Exercise brief -
Among the entries below, tally the lines that include "name", and give the number alone.

Material supplied -
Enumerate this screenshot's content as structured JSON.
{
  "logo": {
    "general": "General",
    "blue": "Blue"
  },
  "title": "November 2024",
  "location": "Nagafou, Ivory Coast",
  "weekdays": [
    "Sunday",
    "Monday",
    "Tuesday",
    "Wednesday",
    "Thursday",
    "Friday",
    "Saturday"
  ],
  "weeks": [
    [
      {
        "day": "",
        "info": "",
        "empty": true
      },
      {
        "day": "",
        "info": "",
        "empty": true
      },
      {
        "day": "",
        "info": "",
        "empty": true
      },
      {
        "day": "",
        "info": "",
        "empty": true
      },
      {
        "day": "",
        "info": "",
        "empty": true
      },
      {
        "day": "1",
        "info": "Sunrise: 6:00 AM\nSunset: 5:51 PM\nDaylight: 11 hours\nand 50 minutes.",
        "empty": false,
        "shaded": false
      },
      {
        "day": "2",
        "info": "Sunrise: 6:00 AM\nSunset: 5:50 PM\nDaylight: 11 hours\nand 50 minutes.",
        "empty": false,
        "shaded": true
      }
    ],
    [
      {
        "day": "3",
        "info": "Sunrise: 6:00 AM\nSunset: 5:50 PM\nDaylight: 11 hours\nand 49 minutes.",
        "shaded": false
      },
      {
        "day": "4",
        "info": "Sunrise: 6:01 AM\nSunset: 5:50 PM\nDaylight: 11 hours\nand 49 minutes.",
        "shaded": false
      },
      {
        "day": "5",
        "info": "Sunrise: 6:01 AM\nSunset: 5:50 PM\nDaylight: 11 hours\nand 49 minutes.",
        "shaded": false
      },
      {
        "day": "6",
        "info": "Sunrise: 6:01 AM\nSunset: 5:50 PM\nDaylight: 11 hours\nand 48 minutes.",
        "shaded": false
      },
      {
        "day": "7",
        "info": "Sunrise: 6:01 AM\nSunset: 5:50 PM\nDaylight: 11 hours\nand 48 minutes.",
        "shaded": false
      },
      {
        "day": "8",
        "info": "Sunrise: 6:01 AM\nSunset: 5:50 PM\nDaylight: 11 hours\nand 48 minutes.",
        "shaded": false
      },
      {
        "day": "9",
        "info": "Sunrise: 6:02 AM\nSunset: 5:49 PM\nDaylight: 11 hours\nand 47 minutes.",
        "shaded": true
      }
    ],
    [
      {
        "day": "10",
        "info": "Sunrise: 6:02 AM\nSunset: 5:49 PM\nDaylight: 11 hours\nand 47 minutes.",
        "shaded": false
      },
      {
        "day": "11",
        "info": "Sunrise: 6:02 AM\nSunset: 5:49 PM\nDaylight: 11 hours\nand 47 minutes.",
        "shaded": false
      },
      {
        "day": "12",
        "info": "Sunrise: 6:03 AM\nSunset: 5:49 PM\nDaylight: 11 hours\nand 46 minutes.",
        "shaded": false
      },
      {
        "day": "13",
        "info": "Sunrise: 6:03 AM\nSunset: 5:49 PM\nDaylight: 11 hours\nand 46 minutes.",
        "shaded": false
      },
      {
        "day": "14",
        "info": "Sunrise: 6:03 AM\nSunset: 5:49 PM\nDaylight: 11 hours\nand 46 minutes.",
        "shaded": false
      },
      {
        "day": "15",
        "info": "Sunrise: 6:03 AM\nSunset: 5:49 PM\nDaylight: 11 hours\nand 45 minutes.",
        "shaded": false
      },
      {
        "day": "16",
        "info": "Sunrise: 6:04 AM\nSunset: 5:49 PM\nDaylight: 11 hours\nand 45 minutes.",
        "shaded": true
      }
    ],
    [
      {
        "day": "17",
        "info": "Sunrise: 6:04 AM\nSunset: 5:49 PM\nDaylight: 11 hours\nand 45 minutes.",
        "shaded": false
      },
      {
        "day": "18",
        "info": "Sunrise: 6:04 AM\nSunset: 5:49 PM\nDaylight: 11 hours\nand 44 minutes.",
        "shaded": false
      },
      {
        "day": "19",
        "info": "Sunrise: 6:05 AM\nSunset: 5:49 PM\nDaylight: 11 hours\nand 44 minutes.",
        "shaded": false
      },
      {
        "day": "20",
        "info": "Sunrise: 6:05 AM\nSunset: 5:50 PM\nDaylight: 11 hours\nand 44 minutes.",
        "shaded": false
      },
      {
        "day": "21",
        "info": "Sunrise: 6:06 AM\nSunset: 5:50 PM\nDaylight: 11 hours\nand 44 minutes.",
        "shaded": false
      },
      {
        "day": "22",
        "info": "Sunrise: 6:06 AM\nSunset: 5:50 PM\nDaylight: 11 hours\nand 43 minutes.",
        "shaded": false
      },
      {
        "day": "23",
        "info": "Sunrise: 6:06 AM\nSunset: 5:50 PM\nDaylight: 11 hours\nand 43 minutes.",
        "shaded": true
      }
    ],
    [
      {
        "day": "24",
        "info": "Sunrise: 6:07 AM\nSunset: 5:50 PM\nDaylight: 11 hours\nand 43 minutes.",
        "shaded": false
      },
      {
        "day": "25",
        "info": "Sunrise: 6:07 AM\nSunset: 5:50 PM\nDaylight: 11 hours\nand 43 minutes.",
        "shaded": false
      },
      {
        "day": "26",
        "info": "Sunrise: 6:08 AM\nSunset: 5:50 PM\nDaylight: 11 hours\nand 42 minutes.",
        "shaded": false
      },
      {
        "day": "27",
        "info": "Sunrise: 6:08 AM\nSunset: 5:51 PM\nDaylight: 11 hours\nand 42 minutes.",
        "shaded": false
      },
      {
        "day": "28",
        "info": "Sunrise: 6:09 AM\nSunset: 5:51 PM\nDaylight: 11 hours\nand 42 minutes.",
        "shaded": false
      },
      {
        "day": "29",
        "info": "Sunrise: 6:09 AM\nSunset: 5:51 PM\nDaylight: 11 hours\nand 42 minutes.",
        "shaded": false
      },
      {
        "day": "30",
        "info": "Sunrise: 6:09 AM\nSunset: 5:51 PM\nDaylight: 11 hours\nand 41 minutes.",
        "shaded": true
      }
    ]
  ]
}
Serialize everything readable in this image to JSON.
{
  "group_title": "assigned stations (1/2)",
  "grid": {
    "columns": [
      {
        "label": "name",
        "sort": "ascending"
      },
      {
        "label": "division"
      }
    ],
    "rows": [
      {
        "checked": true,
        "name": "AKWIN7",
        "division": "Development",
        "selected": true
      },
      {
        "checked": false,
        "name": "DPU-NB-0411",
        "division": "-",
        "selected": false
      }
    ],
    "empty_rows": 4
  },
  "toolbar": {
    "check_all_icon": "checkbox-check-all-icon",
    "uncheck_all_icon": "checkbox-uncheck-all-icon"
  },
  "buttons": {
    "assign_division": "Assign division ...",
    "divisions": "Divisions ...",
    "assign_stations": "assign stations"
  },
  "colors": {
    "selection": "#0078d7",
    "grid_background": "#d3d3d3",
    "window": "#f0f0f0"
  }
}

Exercise solution -
3